> **Exercise instructions**
Each entry should be written out again exactly, so that nothing is lost.

[Stored dataset items]
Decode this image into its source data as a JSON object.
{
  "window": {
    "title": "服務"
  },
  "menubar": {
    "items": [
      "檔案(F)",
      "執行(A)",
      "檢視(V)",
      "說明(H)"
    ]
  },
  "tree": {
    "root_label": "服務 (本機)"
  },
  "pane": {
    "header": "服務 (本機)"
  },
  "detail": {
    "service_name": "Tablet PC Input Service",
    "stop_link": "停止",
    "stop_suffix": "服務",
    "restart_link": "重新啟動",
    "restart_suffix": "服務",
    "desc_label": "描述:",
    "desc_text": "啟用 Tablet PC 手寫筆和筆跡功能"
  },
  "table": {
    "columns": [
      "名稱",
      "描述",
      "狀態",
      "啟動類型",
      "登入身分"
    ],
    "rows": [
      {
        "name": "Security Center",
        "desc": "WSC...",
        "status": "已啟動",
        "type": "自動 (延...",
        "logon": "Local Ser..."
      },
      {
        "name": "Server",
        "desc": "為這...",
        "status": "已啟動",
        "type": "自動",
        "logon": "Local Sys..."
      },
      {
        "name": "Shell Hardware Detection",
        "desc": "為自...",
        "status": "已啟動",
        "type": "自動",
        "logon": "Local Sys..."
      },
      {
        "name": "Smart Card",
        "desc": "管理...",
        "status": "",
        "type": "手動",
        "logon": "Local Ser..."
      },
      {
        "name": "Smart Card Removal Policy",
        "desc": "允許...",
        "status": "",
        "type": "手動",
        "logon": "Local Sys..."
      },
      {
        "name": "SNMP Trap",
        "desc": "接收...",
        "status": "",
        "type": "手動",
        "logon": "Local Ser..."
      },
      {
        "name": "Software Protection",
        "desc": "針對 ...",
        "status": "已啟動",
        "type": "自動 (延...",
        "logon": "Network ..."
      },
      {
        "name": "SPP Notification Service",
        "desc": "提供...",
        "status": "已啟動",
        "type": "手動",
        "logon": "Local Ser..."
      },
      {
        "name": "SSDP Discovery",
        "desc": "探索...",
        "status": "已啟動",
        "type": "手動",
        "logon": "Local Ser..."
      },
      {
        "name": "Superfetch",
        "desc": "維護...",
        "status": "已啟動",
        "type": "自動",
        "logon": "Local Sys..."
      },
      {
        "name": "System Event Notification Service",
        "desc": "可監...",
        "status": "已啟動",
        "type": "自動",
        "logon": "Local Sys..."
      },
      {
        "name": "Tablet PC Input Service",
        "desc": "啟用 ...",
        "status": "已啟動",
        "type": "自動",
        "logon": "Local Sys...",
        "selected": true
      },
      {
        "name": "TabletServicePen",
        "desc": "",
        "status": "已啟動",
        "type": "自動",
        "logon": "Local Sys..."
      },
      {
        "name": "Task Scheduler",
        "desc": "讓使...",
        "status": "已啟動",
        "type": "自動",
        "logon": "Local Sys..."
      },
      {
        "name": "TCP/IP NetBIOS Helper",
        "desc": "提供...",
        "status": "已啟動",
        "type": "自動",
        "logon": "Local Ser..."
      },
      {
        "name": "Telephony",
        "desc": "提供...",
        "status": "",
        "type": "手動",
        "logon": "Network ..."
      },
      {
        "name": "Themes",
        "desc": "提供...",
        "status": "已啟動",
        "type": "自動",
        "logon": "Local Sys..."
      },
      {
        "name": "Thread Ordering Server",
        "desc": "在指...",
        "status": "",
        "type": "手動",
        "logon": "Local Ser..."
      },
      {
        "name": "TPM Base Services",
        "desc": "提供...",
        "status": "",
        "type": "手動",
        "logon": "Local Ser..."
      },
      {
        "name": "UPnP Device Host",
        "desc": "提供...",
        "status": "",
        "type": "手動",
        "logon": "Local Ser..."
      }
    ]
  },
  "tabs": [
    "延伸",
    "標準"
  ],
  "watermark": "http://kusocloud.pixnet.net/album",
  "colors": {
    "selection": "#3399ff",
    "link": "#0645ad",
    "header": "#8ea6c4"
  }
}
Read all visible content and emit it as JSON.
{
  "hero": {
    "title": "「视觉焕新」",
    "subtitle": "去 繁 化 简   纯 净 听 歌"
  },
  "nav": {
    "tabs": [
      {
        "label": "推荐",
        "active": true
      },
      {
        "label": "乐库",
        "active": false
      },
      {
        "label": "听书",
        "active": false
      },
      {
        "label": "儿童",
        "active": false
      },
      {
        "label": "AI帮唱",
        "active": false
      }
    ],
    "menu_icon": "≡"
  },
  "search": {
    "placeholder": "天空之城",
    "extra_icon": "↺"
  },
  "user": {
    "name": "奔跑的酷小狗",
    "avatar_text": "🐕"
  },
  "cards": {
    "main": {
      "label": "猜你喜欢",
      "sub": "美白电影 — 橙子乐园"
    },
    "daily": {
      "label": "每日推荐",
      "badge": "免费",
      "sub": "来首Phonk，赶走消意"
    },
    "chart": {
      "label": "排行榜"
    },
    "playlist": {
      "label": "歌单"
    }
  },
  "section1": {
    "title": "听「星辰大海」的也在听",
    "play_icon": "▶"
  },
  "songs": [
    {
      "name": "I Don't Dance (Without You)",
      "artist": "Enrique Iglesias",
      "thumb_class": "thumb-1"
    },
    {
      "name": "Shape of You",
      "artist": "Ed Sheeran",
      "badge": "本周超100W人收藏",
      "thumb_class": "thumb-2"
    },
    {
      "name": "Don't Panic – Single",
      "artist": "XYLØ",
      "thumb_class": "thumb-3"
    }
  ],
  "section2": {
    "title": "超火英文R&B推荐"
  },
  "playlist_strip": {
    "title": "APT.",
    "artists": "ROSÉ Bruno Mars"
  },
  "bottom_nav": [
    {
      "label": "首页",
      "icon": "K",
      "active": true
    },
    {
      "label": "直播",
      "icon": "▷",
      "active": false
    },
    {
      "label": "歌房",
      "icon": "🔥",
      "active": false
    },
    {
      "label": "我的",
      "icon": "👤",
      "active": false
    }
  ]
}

> **Task solution**
Decode this image into its source data as a JSON object.
{
  "window": {
    "title": "服務"
  },
  "menubar": {
    "items": [
      "檔案(F)",
      "執行(A)",
      "檢視(V)",
      "說明(H)"
    ]
  },
  "tree": {
    "root_label": "服務 (本機)"
  },
  "pane": {
    "header": "服務 (本機)"
  },
  "detail": {
    "service_name": "Tablet PC Input Service",
    "stop_link": "停止",
    "stop_suffix": "服務",
    "restart_link": "重新啟動",
    "restart_suffix": "服務",
    "desc_label": "描述:",
    "desc_text": "啟用 Tablet PC 手寫筆和筆跡功能"
  },
  "table": {
    "columns": [
      "名稱",
      "描述",
      "狀態",
      "啟動類型",
      "登入身分"
    ],
    "rows": [
      {
        "name": "Security Center",
        "desc": "WSC...",
        "status": "已啟動",
        "type": "自動 (延...",
        "logon": "Local Ser..."
      },
      {
        "name": "Server",
        "desc": "為這...",
        "status": "已啟動",
        "type": "自動",
        "logon": "Local Sys..."
      },
      {
        "name": "Shell Hardware Detection",
        "desc": "為自...",
        "status": "已啟動",
        "type": "自動",
        "logon": "Local Sys..."
      },
      {
        "name": "Smart Card",
        "desc": "管理...",
        "status": "",
        "type": "手動",
        "logon": "Local Ser..."
      },
      {
        "name": "Smart Card Removal Policy",
        "desc": "允許...",
        "status": "",
        "type": "手動",
        "logon": "Local Sys..."
      },
      {
        "name": "SNMP Trap",
        "desc": "接收...",
        "status": "",
        "type": "手動",
        "logon": "Local Ser..."
      },
      {
        "name": "Software Protection",
        "desc": "針對 ...",
        "status": "已啟動",
        "type": "自動 (延...",
        "logon": "Network ..."
      },
      {
        "name": "SPP Notification Service",
        "desc": "提供...",
        "status": "已啟動",
        "type": "手動",
        "logon": "Local Ser..."
      },
      {
        "name": "SSDP Discovery",
        "desc": "探索...",
        "status": "已啟動",
        "type": "手動",
        "logon": "Local Ser..."
      },
      {
        "name": "Superfetch",
        "desc": "維護...",
        "status": "已啟動",
        "type": "自動",
        "logon": "Local Sys..."
      },
      {
        "name": "System Event Notification Service",
        "desc": "可監...",
        "status": "已啟動",
        "type": "自動",
        "logon": "Local Sys..."
      },
      {
        "name": "Tablet PC Input Service",
        "desc": "啟用 ...",
        "status": "已啟動",
        "type": "自動",
        "logon": "Local Sys...",
        "selected": true
      },
      {
        "name": "TabletServicePen",
        "desc": "",
        "status": "已啟動",
        "type": "自動",
        "logon": "Local Sys..."
      },
      {
        "name": "Task Scheduler",
        "desc": "讓使...",
        "status": "已啟動",
        "type": "自動",
        "logon": "Local Sys..."
      },
      {
        "name": "TCP/IP NetBIOS Helper",
        "desc": "提供...",
        "status": "已啟動",
        "type": "自動",
        "logon": "Local Ser..."
      },
      {
        "name": "Telephony",
        "desc": "提供...",
        "status": "",
        "type": "手動",
        "logon": "Network ..."
      },
      {
        "name": "Themes",
        "desc": "提供...",
        "status": "已啟動",
        "type": "自動",
        "logon": "Local Sys..."
      },
      {
        "name": "Thread Ordering Server",
        "desc": "在指...",
        "status": "",
        "type": "手動",
        "logon": "Local Ser..."
      },
      {
        "name": "TPM Base Services",
        "desc": "提供...",
        "status": "",
        "type": "手動",
        "logon": "Local Ser..."
      },
      {
        "name": "UPnP Device Host",
        "desc": "提供...",
        "status": "",
        "type": "手動",
        "logon": "Local Ser..."
      }
    ]
  },
  "tabs": [
    "延伸",
    "標準"
  ],
  "watermark": "http://kusocloud.pixnet.net/album",
  "colors": {
    "selection": "#3399ff",
    "link": "#0645ad",
    "header": "#8ea6c4"
  }
}
Read all visible content and emit it as JSON.
{
  "hero": {
    "title": "「视觉焕新」",
    "subtitle": "去 繁 化 简   纯 净 听 歌"
  },
  "nav": {
    "tabs": [
      {
        "label": "推荐",
        "active": true
      },
      {
        "label": "乐库",
        "active": false
      },
      {
        "label": "听书",
        "active": false
      },
      {
        "label": "儿童",
        "active": false
      },
      {
        "label": "AI帮唱",
        "active": false
      }
    ],
    "menu_icon": "≡"
  },
  "search": {
    "placeholder": "天空之城",
    "extra_icon": "↺"
  },
  "user": {
    "name": "奔跑的酷小狗",
    "avatar_text": "🐕"
  },
  "cards": {
    "main": {
      "label": "猜你喜欢",
      "sub": "美白电影 — 橙子乐园"
    },
    "daily": {
      "label": "每日推荐",
      "badge": "免费",
      "sub": "来首Phonk，赶走消意"
    },
    "chart": {
      "label": "排行榜"
    },
    "playlist": {
      "label": "歌单"
    }
  },
  "section1": {
    "title": "听「星辰大海」的也在听",
    "play_icon": "▶"
  },
  "songs": [
    {
      "name": "I Don't Dance (Without You)",
      "artist": "Enrique Iglesias",
      "thumb_class": "thumb-1"
    },
    {
      "name": "Shape of You",
      "artist": "Ed Sheeran",
      "badge": "本周超100W人收藏",
      "thumb_class": "thumb-2"
    },
    {
      "name": "Don't Panic – Single",
      "artist": "XYLØ",
      "thumb_class": "thumb-3"
    }
  ],
  "section2": {
    "title": "超火英文R&B推荐"
  },
  "playlist_strip": {
    "title": "APT.",
    "artists": "ROSÉ Bruno Mars"
  },
  "bottom_nav": [
    {
      "label": "首页",
      "icon": "K",
      "active": true
    },
    {
      "label": "直播",
      "icon": "▷",
      "active": false
    },
    {
      "label": "歌房",
      "icon": "🔥",
      "active": false
    },
    {
      "label": "我的",
      "icon": "👤",
      "active": false
    }
  ]
}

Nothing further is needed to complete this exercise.